- When rain (snow/sleet) falls to the ground, what usually happens to it?
(Accept all reasonable answers. Encourage students to elaborate on their responses.)
Using their Water Cycle student esheets, students should visit Round & Round It Goes! The Water Cycle to learn more about how the water cycle works. Students will be directed to click on and read each process of the water cycle as shown on the graphic—starting with precipitation and ending with water vapor—and answer questions and take notes using their Round and Round It Goes! student sheets.
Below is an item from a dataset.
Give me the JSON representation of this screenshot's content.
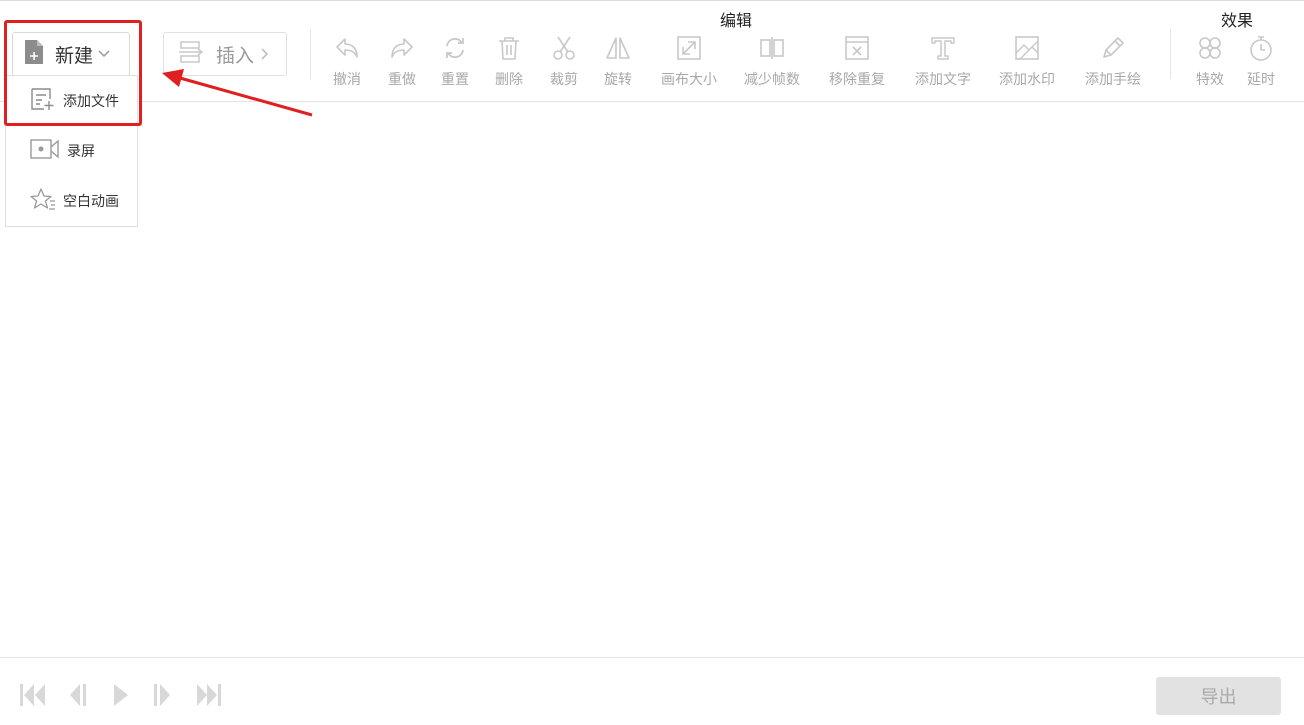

When finished, discuss with them what they have learned and be sure to emphasize key benchmark concepts involving both the transformative (liquid/solid/gas) and the continuous, cyclical aspects of the global water cycle process.
Next, divide the class into groups, depending on the availability of your resources. To better apply and reinforce what they have learned, have each group complete the hands-on activity on the Model Water Cycle student sheet. Each group will be asked to create a model of a water cycle in class. Among other things, they will be able to observe how water condenses and then precipitates. Once the models are completed and the changes within them start taking place, include in your discussion questions such as these:
- Describe what is happening in your miniature water cycle.
- What effect is the sun having on your water cycle? The shade?
- What caused the water to evaporate in the mug or "ocean"?
- Where did the water go?
- How can you explain what is taking place on the plastic wrap?
- How can you explain the dripping that is taking place?
- Explain the processes involved in the water cycle that took place inside your models.
Divide the class into seven groups with each one representing one of the key processes in the water cycle—precipitation, infiltration, ground water, water table, evaporation, transpiration, and water vapor. Hand out poster paper and crayons or markers, and have each group draw a picture showing how their process works within the water cycle. Instruct them to use their notes and previous websites as resources. When they have finished, have the teams arrange their posters on the wall in the correct order, starting with precipitation. Ask each team to explain how their process works. After their presentations, encourage a class discussion, supported by their water cycle models or real-world examples.
For further enjoyment and a greater challenge, assign a new water cycle process to the same groups and have them do the water cycle presentations all over again—this time without use of their notes.
The Water Cycle Boogie is a sing-a-long about the water cycle which features key terms and processes that students have already learned in the lesson. It may be sung for fun and further reinforcement.
Students can further apply what they have learned by doing the My Life As A Drip activity, where they imagine that they are a drop of water, and write a short story about where they think they came from (in the context of the water cycle).
Students of all grade levels can learn much more about the ways the water cycle affects the environment at the EPA's Water Sourcebook Series website. This resource features activities, fact sheets, reference materials, and more.
Franklin Institute's Water in the City website can help to broaden students' understanding of water and the continuous, global water cycle. This resource covers the "Water Basics" and science of water and also presents an analysis of Philadelphia's water system and case studies on waterways throughout the world.